Writing for the HBR.org Blog Network, Roger Martin, Dean of the Rotman School of Management at the University of Toronto in Canada, reveals that an executive on the verge of promotion to head a large global company recently approached him for advice on how to be effective as a new CEO. Martin offered the executive five recommendations.
1) Grow the pie. Focus on increasing revenues, advises the author, and investment capacity will increase and new resources can be channelled to growth priorities without the need to cut absolute resources to non-priority areas.
2) Follow due process. Although CEOs aren’t restricted in making decisions – they have the power, for example, to move people on if they wish – Martin insists that it is vital they aren’t seen to be making arbitrary decisions. So new CEOs should “suck it up and suffer” until the people they’d like remove have been given a chance to improve following feedback. People won’t trust a leader who makes up the rules on a whim.
3) Consult when you can. Before making decisions, talk to your team. It might lengthen the process but it will be worth it because you need their buy-in and support.
4) Set high standards for strategy. Martin explains it is essential for a new CEO to establish that direct reports have the responsibility for making “logically consistent and unique strategy choices in their areas of responsibility”.
5) Maintain a big tent. A new chief executive must signal from the start that the organisation is not a monoculture for people cast in the CEO’s image; it should be a big tent that’s welcoming of diversity. It’s easier to build an effective organisation this way.
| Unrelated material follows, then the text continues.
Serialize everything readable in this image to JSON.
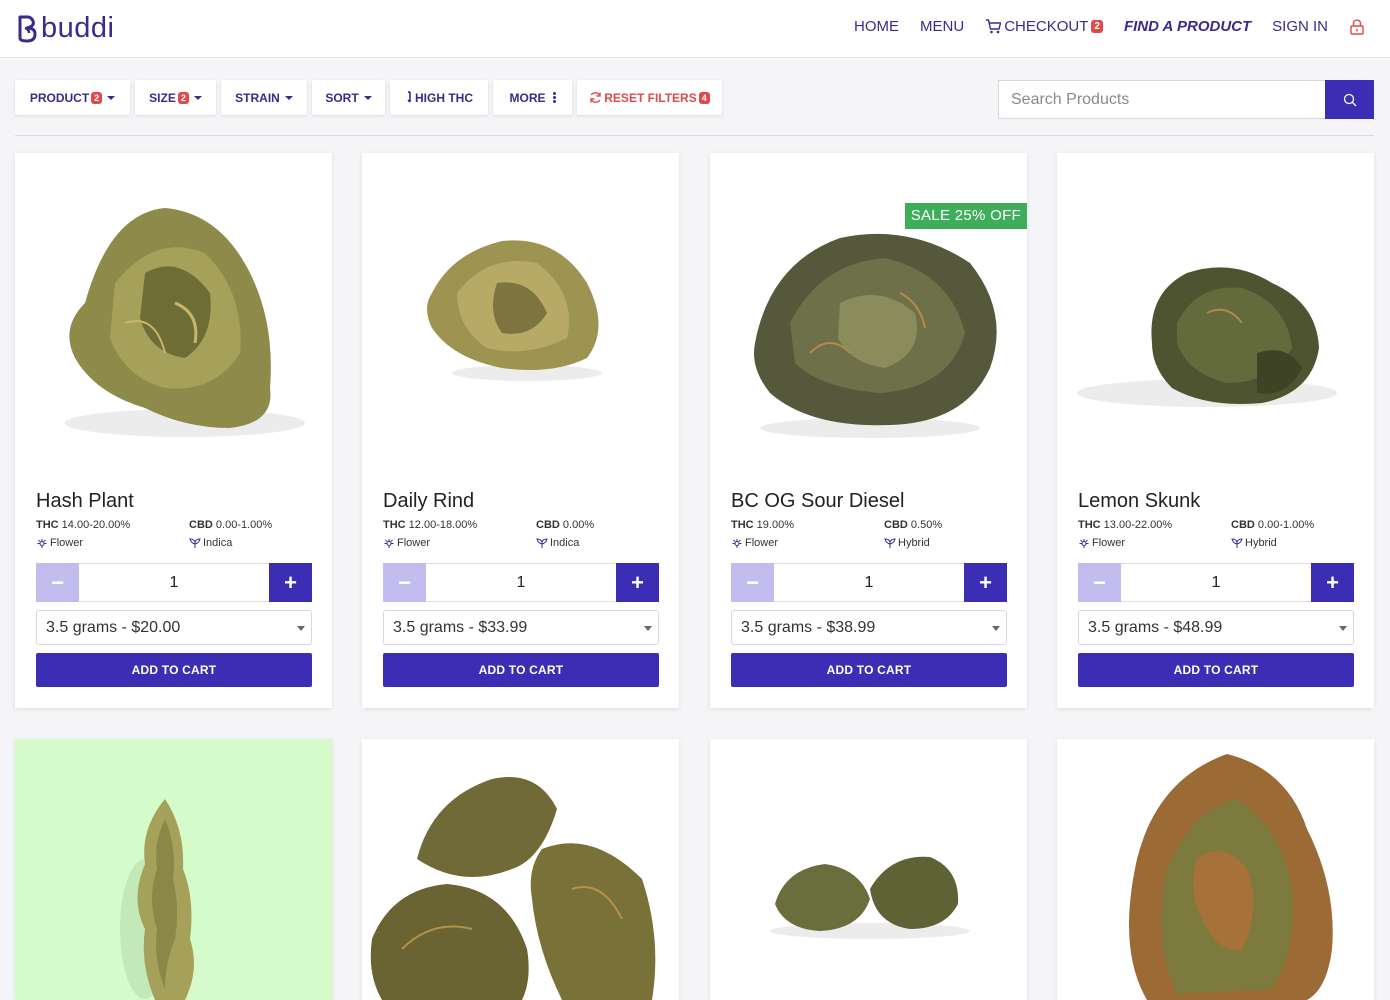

Martin explains that he advised the new CEO asking for his advice to act immediately on these recommendations, because chief executives are rarely given a second chance in today’s “rough and tumble” business world.